— THE PROBLEM —
If a line in the data has the string "JSON", please show it.

— EXTRACTED ENTRIES —
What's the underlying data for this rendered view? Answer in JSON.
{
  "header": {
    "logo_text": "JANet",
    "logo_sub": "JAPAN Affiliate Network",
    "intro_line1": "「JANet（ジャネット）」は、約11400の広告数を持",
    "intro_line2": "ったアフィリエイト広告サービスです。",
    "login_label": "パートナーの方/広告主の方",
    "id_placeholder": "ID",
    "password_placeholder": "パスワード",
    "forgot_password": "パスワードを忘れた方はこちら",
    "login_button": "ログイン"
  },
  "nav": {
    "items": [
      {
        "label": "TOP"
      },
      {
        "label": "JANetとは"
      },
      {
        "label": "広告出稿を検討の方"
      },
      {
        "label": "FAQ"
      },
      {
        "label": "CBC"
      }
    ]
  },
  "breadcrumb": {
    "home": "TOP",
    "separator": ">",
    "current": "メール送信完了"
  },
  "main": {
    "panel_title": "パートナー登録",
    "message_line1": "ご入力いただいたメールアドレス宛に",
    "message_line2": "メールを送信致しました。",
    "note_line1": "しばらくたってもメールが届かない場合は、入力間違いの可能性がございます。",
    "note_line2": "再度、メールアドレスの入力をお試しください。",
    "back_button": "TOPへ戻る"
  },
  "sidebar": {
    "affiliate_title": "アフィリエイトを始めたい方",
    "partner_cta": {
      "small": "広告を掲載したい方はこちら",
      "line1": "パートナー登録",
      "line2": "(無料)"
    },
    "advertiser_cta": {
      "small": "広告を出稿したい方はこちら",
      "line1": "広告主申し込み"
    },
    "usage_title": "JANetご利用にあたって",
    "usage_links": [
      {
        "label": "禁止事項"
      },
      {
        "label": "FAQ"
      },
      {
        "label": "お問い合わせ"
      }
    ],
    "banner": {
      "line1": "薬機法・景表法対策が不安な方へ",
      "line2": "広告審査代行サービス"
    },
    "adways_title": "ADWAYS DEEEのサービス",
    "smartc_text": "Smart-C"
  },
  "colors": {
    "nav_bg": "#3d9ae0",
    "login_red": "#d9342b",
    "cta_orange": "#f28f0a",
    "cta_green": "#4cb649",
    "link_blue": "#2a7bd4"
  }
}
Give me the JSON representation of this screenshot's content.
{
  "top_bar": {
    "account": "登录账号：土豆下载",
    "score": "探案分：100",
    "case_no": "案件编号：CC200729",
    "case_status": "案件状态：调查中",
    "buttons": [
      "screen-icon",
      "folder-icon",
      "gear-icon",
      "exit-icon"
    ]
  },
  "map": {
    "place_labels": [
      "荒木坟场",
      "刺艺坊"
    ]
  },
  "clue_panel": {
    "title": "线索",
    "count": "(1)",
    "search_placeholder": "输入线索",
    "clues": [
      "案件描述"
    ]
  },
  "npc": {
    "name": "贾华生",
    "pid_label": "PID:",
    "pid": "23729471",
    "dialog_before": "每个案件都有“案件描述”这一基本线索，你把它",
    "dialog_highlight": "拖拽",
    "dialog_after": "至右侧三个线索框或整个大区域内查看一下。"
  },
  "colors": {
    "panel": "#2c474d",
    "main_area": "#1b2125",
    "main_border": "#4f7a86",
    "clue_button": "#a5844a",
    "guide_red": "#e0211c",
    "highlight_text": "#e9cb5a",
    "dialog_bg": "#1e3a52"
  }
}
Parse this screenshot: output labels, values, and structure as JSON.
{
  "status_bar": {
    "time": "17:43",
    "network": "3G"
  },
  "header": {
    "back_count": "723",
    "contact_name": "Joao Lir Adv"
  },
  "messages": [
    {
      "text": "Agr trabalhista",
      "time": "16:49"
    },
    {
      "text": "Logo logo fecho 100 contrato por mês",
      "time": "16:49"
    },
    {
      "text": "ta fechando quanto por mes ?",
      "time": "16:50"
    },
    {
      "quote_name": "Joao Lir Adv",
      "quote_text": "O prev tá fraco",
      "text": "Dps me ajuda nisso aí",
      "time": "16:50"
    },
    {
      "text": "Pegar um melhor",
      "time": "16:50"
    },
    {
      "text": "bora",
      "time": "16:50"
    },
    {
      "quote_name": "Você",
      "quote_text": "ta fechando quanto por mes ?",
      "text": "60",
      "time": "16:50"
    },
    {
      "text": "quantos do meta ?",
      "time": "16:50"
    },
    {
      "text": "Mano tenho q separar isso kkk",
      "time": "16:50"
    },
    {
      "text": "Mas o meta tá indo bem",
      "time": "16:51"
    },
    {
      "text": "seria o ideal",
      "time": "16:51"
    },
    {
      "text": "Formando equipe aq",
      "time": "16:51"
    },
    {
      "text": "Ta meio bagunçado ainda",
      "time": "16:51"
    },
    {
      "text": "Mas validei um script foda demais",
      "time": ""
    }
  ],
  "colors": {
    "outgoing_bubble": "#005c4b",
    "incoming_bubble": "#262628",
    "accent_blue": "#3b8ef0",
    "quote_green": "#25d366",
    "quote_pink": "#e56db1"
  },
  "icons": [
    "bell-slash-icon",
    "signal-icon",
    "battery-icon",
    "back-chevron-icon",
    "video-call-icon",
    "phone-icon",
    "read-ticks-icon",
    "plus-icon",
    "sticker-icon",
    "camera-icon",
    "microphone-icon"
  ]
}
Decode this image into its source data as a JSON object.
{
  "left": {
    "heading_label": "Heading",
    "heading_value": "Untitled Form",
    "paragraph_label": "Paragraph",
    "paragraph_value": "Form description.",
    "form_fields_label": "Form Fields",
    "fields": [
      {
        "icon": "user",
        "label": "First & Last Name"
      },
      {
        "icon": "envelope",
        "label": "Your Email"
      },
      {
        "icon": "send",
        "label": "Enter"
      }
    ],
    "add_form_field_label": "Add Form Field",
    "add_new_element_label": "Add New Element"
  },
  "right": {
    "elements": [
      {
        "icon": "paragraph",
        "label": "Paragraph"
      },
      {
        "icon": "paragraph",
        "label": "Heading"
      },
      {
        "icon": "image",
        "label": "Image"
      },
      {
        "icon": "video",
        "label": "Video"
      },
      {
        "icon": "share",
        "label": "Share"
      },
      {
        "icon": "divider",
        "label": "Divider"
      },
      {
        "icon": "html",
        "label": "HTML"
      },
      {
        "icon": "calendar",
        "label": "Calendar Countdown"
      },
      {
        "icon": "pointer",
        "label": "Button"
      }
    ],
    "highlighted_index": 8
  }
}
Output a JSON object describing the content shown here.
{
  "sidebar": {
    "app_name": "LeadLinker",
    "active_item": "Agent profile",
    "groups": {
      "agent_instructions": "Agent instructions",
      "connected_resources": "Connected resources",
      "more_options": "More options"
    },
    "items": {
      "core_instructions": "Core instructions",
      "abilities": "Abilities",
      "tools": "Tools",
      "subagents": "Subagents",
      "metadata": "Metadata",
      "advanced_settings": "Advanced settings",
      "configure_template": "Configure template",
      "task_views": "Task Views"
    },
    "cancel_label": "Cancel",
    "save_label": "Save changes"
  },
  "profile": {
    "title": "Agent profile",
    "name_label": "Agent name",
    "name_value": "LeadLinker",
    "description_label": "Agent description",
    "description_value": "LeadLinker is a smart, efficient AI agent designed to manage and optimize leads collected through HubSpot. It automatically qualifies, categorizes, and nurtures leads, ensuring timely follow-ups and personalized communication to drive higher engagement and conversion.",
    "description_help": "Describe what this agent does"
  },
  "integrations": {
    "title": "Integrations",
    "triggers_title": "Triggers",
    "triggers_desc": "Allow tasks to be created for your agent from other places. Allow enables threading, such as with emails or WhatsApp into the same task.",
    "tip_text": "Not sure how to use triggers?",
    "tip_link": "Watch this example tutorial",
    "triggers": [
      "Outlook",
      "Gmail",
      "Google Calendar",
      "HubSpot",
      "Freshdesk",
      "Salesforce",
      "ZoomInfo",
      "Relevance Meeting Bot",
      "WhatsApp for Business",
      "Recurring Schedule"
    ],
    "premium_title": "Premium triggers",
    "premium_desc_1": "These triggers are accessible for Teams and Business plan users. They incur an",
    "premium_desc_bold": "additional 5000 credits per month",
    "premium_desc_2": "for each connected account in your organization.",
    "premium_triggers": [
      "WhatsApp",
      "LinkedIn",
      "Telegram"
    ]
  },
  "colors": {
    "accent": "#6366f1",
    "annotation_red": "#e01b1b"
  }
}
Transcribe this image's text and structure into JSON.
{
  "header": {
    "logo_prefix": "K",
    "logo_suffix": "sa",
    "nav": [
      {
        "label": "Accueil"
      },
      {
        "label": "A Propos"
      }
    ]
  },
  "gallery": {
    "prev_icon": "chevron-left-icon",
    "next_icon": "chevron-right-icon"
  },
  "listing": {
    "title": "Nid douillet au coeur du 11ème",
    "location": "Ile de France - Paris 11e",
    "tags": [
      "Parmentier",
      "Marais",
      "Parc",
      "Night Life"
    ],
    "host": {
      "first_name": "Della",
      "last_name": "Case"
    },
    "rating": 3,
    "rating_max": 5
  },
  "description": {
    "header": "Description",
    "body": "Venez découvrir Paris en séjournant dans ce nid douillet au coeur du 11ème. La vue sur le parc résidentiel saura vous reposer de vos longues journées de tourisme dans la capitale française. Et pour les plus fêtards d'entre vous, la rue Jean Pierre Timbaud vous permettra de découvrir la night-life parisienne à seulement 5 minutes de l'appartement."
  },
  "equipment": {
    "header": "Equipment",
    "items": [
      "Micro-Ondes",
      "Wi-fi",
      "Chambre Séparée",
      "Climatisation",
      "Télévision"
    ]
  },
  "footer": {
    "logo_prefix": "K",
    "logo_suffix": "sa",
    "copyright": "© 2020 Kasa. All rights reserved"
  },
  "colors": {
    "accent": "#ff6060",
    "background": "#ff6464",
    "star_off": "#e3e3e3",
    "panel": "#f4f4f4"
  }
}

— ANSWER SECTION —
What's the underlying data for this rendered view? Answer in JSON.
Give me the JSON representation of this screenshot's content.
Parse this screenshot: output labels, values, and structure as JSON.
Decode this image into its source data as a JSON object.
Output a JSON object describing the content shown here.
Transcribe this image's text and structure into JSON.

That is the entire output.